USAEyes

Lasik Info &
Lasik Doctor Certification

I am not a doctor.
LasikExpert
Site Admin
 
Posts: 3309
Joined: Fri May 12, 2006 6:43 am
Location: California

Postby prkmil » Mon Jan 08, 2007 5:17 am

Thank you very much for your response!!! I noticed on some other posts you or some one else on here said taking Vitamin C before and after the surgery will help and staying away from sunlight, do you have any additional advice or is this the most you can do. Got ya on the wetting drops and will be sure to use steroids drops to a T, and any other meds that will help the healing process. I hope this doesnt make me take a step down going from 20/17 to 20/20 but not having to wear glasses or contacts long term will definitely be beneficial to my career. Thanks again
:)
prkmil
 
Posts: 6
Joined: Sun Jan 07, 2007 11:28 pm

Postby LasikExpert » Mon Jan 08, 2007 5:21 pm

Taking 500mg of vitamin C twice a day for a week before surgery and at least two weeks after, plus the use of 100% UVA, UVB blocking sun glasses will reduce the probability of developing corneal haze, however your refractive error is so low that the probability of corneal haze developing is undoubtedly not elevated. The vitamin C would probably do you no harm, and the sunglasses will be important with or without surgery.
Glenn Hagele
Volunteer Executive Director
USAEyes

Lasik Info &
Lasik Doctor Certification

I am not a doctor.
LasikExpert
Site Admin
 
Posts: 3309
Joined: Fri May 12, 2006 6:43 am
Location: California

Postby prkmil » Mon Jan 08, 2007 5:31 pm

Thanks for your responses. If I think of any questions before the surgery I will get back to you.
prkmil
 
Posts: 6
Joined: Sun Jan 07, 2007 11:28 pm

Postby prkmil » Mon Jan 08, 2007 11:42 pm

One other thing I am curious about is the procedure itself. How long should the procedure last on each eye. What are the steps in the surgery from putting in numbing drops to putting in the braces to keep the eye open? To the actual laser usage? How important is it that I do not move my eyeball even a fraction of an inch? These are things running through my mind because I wouldnt want to accidentally move my eye and cause the laser to make a wrong movement. Thanks in advance for your response.
prkmil
 
Posts: 6
Joined: Sun Jan 07, 2007 11:28 pm

Postby LasikExpert » Tue Jan 09, 2007 4:43 am

Your short tour of PRK is at Short PRK Description.
Glenn Hagele
Volunteer Executive Director
USAEyes

Lasik Info &
Lasik Doctor Certification

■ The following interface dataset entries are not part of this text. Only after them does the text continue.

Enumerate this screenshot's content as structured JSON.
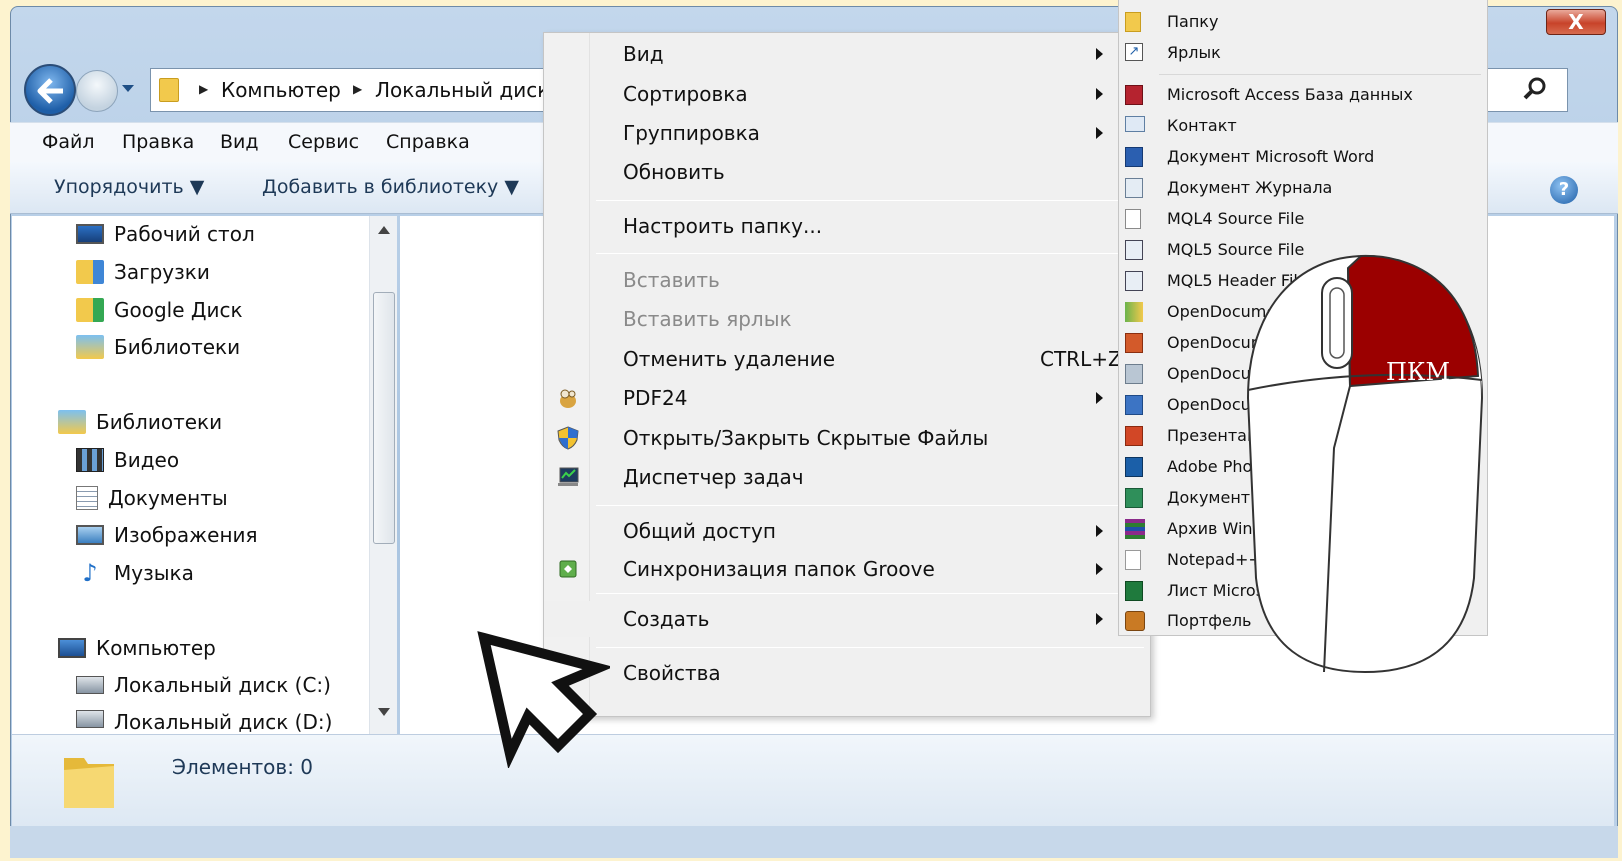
{
  "window": {
    "close_label": "X"
  },
  "address": {
    "crumbs": [
      "Компьютер",
      "Локальный диск"
    ]
  },
  "menubar": [
    "Файл",
    "Правка",
    "Вид",
    "Сервис",
    "Справка"
  ],
  "toolbar": {
    "organize": "Упорядочить ▼",
    "add_library": "Добавить в библиотеку ▼",
    "help": "?"
  },
  "nav": {
    "items": [
      {
        "label": "Рабочий стол",
        "icon": "desktop-icon"
      },
      {
        "label": "Загрузки",
        "icon": "downloads-icon"
      },
      {
        "label": "Google Диск",
        "icon": "google-drive-icon"
      },
      {
        "label": "Библиотеки",
        "icon": "libraries-icon"
      },
      {
        "label": "Библиотеки",
        "icon": "libraries-icon"
      },
      {
        "label": "Видео",
        "icon": "video-icon"
      },
      {
        "label": "Документы",
        "icon": "documents-icon"
      },
      {
        "label": "Изображения",
        "icon": "images-icon"
      },
      {
        "label": "Музыка",
        "icon": "music-icon"
      },
      {
        "label": "Компьютер",
        "icon": "computer-icon"
      },
      {
        "label": "Локальный диск (C:)",
        "icon": "drive-icon"
      },
      {
        "label": "Локальный диск (D:)",
        "icon": "drive-icon"
      }
    ]
  },
  "details": {
    "count": "Элементов: 0"
  },
  "context_menu": {
    "items": [
      {
        "label": "Вид",
        "submenu": true
      },
      {
        "label": "Сортировка",
        "submenu": true
      },
      {
        "label": "Группировка",
        "submenu": true
      },
      {
        "label": "Обновить"
      },
      {
        "label": "Настроить папку..."
      },
      {
        "label": "Вставить",
        "disabled": true
      },
      {
        "label": "Вставить ярлык",
        "disabled": true
      },
      {
        "label": "Отменить удаление",
        "shortcut": "CTRL+Z"
      },
      {
        "label": "PDF24",
        "submenu": true,
        "icon": "pdf24-icon"
      },
      {
        "label": "Открыть/Закрыть Скрытые Файлы",
        "icon": "shield-icon"
      },
      {
        "label": "Диспетчер задач",
        "icon": "task-manager-icon"
      },
      {
        "label": "Общий доступ",
        "submenu": true
      },
      {
        "label": "Синхронизация папок Groove",
        "submenu": true,
        "icon": "groove-icon"
      },
      {
        "label": "Создать",
        "submenu": true
      },
      {
        "label": "Свойства"
      }
    ]
  },
  "submenu": {
    "items": [
      {
        "label": "Папку",
        "icon": "folder-icon"
      },
      {
        "label": "Ярлык",
        "icon": "shortcut-icon"
      },
      {
        "label": "Microsoft Access База данных",
        "icon": "access-icon"
      },
      {
        "label": "Контакт",
        "icon": "contact-icon"
      },
      {
        "label": "Документ Microsoft Word",
        "icon": "word-icon"
      },
      {
        "label": "Документ Журнала",
        "icon": "journal-icon"
      },
      {
        "label": "MQL4 Source File",
        "icon": "mql-icon"
      },
      {
        "label": "MQL5 Source File",
        "icon": "mql-icon"
      },
      {
        "label": "MQL5 Header File",
        "icon": "mql-icon"
      },
      {
        "label": "OpenDocument",
        "icon": "odf-icon"
      },
      {
        "label": "OpenDocument",
        "icon": "odp-icon"
      },
      {
        "label": "OpenDocument",
        "icon": "odg-icon"
      },
      {
        "label": "OpenDocument",
        "icon": "odt-icon"
      },
      {
        "label": "Презентация",
        "icon": "powerpoint-icon"
      },
      {
        "label": "Adobe Photoshop",
        "icon": "photoshop-icon"
      },
      {
        "label": "Документ",
        "icon": "publisher-icon"
      },
      {
        "label": "Архив WinRAR",
        "icon": "winrar-icon"
      },
      {
        "label": "Notepad++",
        "icon": "notepad-icon"
      },
      {
        "label": "Лист Microsoft Excel",
        "icon": "excel-icon"
      },
      {
        "label": "Портфель",
        "icon": "briefcase-icon"
      }
    ]
  },
  "mouse_overlay": {
    "label": "ПКМ",
    "accent": "#9b0000"
  },
  "colors": {
    "accent": "#1f5fa8",
    "background": "#fdf3cf"
  }
}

I am not a doctor.
LasikExpert
Site Admin
 
Posts: 3309
Joined: Fri May 12, 2006 6:43 am
Location: California


Return to Thinking About It

Who is online

Users browsing this forum: No registered users and 1 guest